“Who would want to read about slaves in the White House?” a classmate asked Jesse J. Holland. The crushing feedback stifled the published author for weeks. Thankfully, Lyons Press thought otherwise and “The Invisibles: The Untold Story of African American Slaves in the White House” (Lyons Press, 2016) was born.
Holland, a native of Holly Springs, Mississippi, the home of legendary journalist and NAACP co-founder Ida B. Wells, writes about race, ethnicity and demographics for the Associated Press. Holland has also covered the White House, Congress, and Supreme Court. He resides in Bowie, Maryland with his wife and children.
Holland didn’t want the “great Black reporter” label, preferring “great reporter” instead. Yet he found himself drawn to Black anecdotes, they were “the stories that interested me the most,” the ones he had the most fun writing, he said during a Jan. 13 panel on Race and Writing at Goucher College in Baltimore, MD adding, “You do your best writing when you care about your subject.”
Clearly, Holland is passionate about Black history, writing the books he wants to read. After moving to the District in 2000, he searched for a narrative about the history of Blacks in the area that matched the oral snippets he had heard. Finding none, Holland wrote the book himself. He took two years off from the AP to complete “Black Men Built the Capitol: Discovering African-American History In and Around Washington, D.C.” (Globe Pequot, 2007).
While President Obama set his sights on the Oval Office, Holland conceived what later became “The Invisibles.” He aimed to explore three different eras of Black history in the White House.
The Invisibles “is only a first look,” Holland writes in the Foreword, “at the slaves who worked to build the White House, the slaves who lived inside the presidential mansions in New York City and Philadelphia at the dawn of the United States, and the first slaves to live inside the White House.”
The decor and tenor of the executive mansion, whatever its locale through history, was fashioned by the chief executive; Holland delves into the mindset and preferences of each president to frame the presidential slave narratives. An entire chapter devoted to the laws surrounding slavery and indentured servitude provides the context, along with the forced immigration history and examples of Native American assistance to slaves, which transports the reader back a century or more.
Oney Judge’s story illustrates Holland’s skilled use of first person accounts to detail her quest for freedom, including the ad President Washington’s steward placed following Judge’s escape. After she was found, a reply sent to Washington read, “She should rather suffer death than return to slavery and (be) liable to be sold or given to any other persons.”

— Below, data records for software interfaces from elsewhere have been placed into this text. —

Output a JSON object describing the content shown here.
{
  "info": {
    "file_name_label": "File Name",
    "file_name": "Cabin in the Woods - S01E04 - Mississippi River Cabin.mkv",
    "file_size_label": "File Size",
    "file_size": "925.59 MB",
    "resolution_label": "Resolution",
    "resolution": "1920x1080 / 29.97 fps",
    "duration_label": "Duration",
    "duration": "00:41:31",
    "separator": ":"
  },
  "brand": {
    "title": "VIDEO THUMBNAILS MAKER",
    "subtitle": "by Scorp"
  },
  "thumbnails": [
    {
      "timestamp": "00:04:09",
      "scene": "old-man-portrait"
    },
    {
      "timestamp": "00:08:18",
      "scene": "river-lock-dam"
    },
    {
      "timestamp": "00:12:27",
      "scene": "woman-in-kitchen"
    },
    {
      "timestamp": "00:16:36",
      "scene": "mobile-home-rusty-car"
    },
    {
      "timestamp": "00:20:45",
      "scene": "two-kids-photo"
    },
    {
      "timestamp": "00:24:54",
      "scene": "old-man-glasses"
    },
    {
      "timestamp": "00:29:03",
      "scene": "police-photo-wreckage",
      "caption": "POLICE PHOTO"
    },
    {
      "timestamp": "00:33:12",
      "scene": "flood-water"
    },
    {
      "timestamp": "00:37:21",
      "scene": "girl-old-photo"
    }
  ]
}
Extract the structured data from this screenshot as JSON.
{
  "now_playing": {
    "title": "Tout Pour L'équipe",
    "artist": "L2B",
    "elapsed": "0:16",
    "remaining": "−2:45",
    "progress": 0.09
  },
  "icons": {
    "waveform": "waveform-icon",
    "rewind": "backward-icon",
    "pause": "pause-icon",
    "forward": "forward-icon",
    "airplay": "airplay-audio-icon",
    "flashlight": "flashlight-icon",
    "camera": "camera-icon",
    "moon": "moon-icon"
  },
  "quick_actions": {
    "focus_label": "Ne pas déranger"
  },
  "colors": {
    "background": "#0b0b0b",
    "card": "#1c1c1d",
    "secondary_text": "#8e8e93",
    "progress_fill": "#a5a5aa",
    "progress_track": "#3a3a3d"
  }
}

“And there was no [president] more involved with his slaves than Thomas Jefferson,” Holland writes. But readers looking for details about Sally Hemings may be disappointed, as history does not place her in the White House; Holland’s reference is for her brother James.
Readers travel alongside James Hemings while Jefferson was Ambassador to France; relive Paul Jennings’ account of the White House evacuation before the British burned it in 1814; and view Simon’s jaw-dropping races as a jockey Andrew Jackson simultaneously reviled and coveted.
“The Invisibles” is rich with vibrant, suspense-filled anecdotes which document the presidential slaves’ roles in American history and, as Holland hoped, honor their sufferings and sacrifices. The book also highlights the importance of recording and preserving Black life stories before they are permanently lost to history.
See Jesse J. Holland at Bus Boys & Poets (14th & V)-Jan 27, 6:30-8:30 p.m. and Barnes & Noble (Bowie Town Center)-Feb 13, 1-4 p.m. FMI, visit jessejholland.com